"a friend of mine" or "one of my frineds" ?
(1) I checked The Grammar Book by Mesdames Celce-Murcia and
(2) If (I repeat "IF") I understand them correctly, there IS a difference
between the two sentences:
* Tom is one of my friends. = I have two or more friends. Tom is one of
* Tom is a friend of mine. = Maybe I have only one friend -- Tom. Or maybe
I have more than one friend. It is not clear. It also PROBABLY means
that Tom has more than one friend.
Martha: Tom is one of my friends. (Martha has more than one friend.)
Joe: Really? Well, Tom is a friend of mine, TOO!!! (Maybe -- maybe!!! --

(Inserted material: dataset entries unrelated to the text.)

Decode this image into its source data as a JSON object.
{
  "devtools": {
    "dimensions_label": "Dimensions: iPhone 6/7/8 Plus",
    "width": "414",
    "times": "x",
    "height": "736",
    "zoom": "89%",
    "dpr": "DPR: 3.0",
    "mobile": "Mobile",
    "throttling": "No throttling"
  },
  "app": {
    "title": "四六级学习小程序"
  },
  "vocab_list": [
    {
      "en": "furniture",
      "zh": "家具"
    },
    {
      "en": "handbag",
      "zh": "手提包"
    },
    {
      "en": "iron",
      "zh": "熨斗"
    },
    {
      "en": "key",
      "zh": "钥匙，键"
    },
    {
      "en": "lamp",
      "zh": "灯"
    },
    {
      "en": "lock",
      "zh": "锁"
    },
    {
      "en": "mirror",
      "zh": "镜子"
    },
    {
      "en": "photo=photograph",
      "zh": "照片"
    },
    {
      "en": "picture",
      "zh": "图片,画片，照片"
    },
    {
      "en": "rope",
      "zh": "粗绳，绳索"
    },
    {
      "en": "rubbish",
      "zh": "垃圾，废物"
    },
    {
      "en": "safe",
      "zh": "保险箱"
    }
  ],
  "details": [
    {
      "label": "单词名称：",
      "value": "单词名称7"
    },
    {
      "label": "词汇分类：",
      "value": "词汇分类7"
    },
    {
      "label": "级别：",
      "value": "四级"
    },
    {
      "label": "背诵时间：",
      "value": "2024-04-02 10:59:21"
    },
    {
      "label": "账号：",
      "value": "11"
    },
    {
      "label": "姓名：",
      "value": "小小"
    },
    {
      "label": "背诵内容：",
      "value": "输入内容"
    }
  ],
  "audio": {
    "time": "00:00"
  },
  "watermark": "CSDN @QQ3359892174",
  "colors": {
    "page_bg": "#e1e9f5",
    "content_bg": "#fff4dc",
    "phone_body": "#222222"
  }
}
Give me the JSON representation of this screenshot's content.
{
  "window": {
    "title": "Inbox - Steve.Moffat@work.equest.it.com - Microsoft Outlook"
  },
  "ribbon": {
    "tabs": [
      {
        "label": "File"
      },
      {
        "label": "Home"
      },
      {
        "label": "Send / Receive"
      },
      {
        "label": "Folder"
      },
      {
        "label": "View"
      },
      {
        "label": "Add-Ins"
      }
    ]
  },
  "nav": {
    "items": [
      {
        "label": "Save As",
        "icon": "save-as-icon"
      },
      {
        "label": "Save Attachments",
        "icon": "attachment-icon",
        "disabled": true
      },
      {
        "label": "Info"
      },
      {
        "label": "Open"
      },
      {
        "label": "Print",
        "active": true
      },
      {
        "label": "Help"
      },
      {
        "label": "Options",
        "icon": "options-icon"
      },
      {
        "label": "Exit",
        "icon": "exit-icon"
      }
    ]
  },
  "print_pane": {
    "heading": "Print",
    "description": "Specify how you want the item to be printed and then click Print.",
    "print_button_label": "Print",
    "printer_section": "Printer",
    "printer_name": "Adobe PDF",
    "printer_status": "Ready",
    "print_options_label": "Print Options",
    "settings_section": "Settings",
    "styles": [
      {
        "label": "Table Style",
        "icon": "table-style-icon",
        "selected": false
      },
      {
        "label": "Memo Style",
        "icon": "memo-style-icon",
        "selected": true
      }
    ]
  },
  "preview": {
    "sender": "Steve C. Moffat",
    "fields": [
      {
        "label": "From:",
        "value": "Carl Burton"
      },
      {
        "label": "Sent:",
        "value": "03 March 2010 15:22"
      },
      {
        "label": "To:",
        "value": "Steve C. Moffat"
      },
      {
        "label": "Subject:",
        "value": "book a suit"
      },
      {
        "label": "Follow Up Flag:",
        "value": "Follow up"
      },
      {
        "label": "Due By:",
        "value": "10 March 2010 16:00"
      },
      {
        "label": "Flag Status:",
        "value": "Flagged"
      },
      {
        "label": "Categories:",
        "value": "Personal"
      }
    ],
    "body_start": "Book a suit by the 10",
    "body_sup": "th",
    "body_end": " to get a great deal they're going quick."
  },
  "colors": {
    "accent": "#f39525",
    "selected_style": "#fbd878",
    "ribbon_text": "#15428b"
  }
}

Tom is Joe's only friend / Really? Well, Tom is one of my friends, too.
(Joe has more than one friend.)
***** Thank you *****
(1) Thank you for your kind note.
(2) I have reread my post, and I do not think that it contains any
contention that Tom has only one friend. In fact, I think that my post
mentions that Tom probably has more than one friend.
(3) Nevertheless, I think the most important point is that the authors of
that book write: "Some reference grammars ... erroneously state or imply"
that "Philip is one of our friends" and " Philip is a friend of ours" are
(4) The original poster wanted to know whether there was a difference
between such constructions. I tried to explain that there is. Other
people feel there is not.
***** Thank you *****
P. S. If I say, "Tom is one of my friends," then I have more than one friend.
If I say, "Tom is my friend," then it is possible that I have only Tom as
my sole friend. We do not know.
If I say, "Tom is a friend of mine," it is also unclear as to whether I have
**Neither a teacher nor a native speaker.**
I agree with TheParser.
Tom is one of my friends. -> it's absolutely clear that I have more than one friend.
Tom is my friend. -> probably my only friend.
John is my foe. -> probably my only foe.
Tom is a friend of mine. -> a can mean one,but not necessarily seen.
John is a foe of mine. -> the same
Now you probably wonder why I used the "foe sentence".
Let's say know many guys, and you have different relationships to them.
This is Tom, a friend of mine.
That is Marry, a buddy of mine.
John is a foe of mine.
You use "of mine" to emphasize that the person belongs to you (more or less).
This my point of view
First of all,I do not think that the indefinite article A has the same meaning as ANY.Much as I love your flow of thought,I think you were a little too quick to conclude.The article A is sometimes used to mean ONE...A boy.A book etc.However,saying,for example,that I need a book may not necessarily mean ANY book.It does not mean that I would accept just ANYthing.Saying that I need a book means that what I need must fulfill all the reasonable conditions of a book.If it is torn,for example,it is no longer just A BOOK but a TORN BOOK.Therefore,it may be safe to say that anytime A is used,there is always a silent REAL.A school means a (REAL) school with classrooms,teachers and other school essentials-where these essentials are absent,it is not a school,even if it is called one.
ONE OF MY FRIENDS clearly suggests multiplicity.I probably have many friends,JOHN DOE is one of them.A FRIEND OF MINE suggests that,even if I have many of them,only the one in reference is my focus.
My friends, please use the standard font+size!
It hurts to read your posts
P.S. Please don't see my post as an attack!
UsingEnglish are very peaceful forums, and I really hope this will always be the case!